Triet Nguyen – Biochemistry
Women in science, technology, engineering, and math (STEM) careers earn an average of 30% more than those with non-STEM careers. Consequently, the gender wage gap is significantly smaller in STEM fields yet women currently represent only a quarter of the STEM workforce. This complex issue calls for mentoring relationships that support women throughout their academic and professional experiences. For my leadership practicum, I plan to organize a STEM mentorship program for female undergraduate students at Notre Dame. In this yearlong initiative, female students are paired with female graduate students and faculty based on individual career inspirations. With the support of the College of Science and the Notre Dame chapter of the Association of Women in Science, the program will be a venue for these students to explore career possibilities in STEM. Alongside this one-on-one mentoring, there will be meet-and-greet activities and career talks. I will build development goals that mentors can individualize for their mentees and ultimately create a sustainable mentoring network.
Hallie Nuzum – Psychology
I will be assuming the role of Lab Manager for the Center for Advanced Measurement of Personality and Psychopathology (CAMPP Lab) during a time of transition, as the lab concludes a five-year grant project. As Lab Manager I will be responsible for recruiting and mentoring undergraduate students, mobilizing other graduate students, leading weekly meetings, organizing the data-cleaning process, managing participant databases, and eventually training a successor.
Siva Seetharaman – Electrical Engineering
The percentage of women choosing to pursue graduate education in STEM has remained extremely low, despite the increasing number of women choosing STEM majors at the undergraduate level. This attrition rate is largely due to the lack of successful role models and mentors for women in this stage of their career. As part of my EL-STEM project, I will set up an outreach program that connects women undergraduate students at Notre Dame to mentors who can help them through the challenges of taking the first step toward a STEM graduate degree. A survey will allow me to study the specific mentorship needs of the students and connect them to suitable mentors from the graduate student community. Feedback from the participants in the program will further tailor the mentoring process.
In the long term, I plan to extend this mentorship program to communities beyond Notre Dame, particularly in developing countries like my home country India.
Carolyn Shirey – Biochemistry
I plan to volunteer with the Boys and Girls Club of St. Joseph County in support of their goal to inspire young people, to realize their potential as caring and responsible citizens.

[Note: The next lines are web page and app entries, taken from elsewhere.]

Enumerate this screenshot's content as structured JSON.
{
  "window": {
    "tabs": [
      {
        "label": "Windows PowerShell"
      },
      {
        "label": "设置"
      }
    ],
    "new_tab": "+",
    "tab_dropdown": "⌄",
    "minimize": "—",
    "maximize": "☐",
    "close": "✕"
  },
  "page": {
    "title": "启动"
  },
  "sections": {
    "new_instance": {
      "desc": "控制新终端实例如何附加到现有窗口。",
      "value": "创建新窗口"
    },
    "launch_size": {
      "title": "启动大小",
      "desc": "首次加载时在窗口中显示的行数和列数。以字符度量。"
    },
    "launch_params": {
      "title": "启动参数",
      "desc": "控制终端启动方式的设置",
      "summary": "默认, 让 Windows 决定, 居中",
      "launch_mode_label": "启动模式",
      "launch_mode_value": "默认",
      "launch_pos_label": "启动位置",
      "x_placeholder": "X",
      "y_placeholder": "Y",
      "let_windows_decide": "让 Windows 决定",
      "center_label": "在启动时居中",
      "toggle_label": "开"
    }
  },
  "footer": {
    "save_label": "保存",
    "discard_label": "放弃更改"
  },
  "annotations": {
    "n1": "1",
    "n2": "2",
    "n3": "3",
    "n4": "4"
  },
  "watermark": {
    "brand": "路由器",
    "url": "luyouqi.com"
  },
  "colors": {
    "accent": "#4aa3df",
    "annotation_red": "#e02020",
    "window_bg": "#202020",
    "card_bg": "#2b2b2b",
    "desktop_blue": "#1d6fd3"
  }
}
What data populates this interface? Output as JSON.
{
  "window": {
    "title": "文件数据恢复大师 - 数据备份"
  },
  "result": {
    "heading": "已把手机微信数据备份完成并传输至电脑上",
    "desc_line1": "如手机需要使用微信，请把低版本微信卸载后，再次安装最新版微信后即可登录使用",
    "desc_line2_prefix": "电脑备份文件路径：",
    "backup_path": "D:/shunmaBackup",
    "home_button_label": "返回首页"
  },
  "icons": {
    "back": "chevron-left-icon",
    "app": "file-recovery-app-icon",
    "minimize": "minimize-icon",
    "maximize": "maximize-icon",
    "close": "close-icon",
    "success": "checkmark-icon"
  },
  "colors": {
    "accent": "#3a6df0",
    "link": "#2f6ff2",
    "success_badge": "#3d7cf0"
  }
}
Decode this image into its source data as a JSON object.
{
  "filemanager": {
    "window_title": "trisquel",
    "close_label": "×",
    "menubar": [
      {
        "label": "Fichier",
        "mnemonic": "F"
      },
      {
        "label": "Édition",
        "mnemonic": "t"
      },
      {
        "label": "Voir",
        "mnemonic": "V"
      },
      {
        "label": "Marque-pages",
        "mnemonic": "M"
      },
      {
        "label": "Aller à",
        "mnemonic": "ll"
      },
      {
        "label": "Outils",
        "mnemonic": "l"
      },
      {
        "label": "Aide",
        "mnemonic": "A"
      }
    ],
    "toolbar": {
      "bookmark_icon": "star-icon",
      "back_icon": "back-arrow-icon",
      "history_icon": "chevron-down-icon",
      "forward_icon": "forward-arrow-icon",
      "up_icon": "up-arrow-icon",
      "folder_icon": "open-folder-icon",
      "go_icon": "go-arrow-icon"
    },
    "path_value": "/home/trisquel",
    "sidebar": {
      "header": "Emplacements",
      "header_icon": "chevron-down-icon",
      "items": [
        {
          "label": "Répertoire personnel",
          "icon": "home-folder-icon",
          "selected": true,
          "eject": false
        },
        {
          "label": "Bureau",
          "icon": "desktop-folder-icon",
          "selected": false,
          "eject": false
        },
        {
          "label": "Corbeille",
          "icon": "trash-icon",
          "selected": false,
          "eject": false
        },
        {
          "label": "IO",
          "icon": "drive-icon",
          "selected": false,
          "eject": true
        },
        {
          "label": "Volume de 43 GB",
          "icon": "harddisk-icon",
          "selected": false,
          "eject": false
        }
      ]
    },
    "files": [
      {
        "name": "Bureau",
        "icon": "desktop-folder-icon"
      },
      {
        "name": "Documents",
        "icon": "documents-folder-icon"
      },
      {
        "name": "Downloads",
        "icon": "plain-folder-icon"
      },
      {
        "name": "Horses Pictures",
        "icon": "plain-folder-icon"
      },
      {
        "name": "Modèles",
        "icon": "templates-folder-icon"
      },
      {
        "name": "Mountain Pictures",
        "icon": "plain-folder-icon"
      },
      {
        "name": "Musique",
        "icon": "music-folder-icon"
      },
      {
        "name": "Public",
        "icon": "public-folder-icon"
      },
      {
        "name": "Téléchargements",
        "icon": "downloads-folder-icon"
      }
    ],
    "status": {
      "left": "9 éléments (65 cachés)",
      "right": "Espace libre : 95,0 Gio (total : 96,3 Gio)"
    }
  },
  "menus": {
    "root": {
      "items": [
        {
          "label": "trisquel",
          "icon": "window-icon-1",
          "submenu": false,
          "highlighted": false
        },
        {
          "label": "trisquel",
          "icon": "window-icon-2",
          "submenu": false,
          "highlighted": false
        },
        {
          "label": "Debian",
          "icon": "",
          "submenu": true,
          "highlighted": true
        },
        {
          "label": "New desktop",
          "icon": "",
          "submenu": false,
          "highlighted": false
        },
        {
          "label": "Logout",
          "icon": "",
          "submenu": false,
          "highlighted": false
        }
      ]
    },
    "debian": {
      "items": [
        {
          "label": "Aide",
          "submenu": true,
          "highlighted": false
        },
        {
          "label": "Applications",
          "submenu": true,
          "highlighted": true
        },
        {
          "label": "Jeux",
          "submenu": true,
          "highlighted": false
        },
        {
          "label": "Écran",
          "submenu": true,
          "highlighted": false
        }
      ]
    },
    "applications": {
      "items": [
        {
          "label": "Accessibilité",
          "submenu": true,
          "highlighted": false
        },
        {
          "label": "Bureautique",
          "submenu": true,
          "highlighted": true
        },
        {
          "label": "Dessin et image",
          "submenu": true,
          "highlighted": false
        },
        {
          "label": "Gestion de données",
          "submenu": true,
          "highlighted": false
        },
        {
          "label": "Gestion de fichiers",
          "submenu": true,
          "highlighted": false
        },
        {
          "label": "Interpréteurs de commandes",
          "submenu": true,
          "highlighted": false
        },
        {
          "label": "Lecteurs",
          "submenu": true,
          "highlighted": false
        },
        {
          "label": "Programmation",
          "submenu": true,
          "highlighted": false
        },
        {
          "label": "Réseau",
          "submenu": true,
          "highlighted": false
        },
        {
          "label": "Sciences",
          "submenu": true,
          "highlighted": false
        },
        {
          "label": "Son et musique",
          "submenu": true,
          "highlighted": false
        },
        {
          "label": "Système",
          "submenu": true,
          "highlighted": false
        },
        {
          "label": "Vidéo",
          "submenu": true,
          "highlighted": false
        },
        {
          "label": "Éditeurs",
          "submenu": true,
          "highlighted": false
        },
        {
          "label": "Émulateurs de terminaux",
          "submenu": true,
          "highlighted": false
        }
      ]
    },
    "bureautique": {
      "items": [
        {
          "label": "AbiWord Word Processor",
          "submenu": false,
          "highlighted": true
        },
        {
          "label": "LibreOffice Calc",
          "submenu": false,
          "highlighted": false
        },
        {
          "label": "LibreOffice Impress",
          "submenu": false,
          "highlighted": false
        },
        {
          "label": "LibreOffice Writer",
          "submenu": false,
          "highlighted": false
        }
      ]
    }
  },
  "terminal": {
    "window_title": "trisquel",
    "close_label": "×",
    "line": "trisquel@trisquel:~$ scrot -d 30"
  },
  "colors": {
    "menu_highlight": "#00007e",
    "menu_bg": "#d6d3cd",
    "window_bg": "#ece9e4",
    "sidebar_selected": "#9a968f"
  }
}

This will provide an opportunity for me to tutor children, help with homework, and promote an active lifestyle. I aim to have a positive influence on children in the local community and promote the STEM fields as a fun, exciting, and rewarding career path.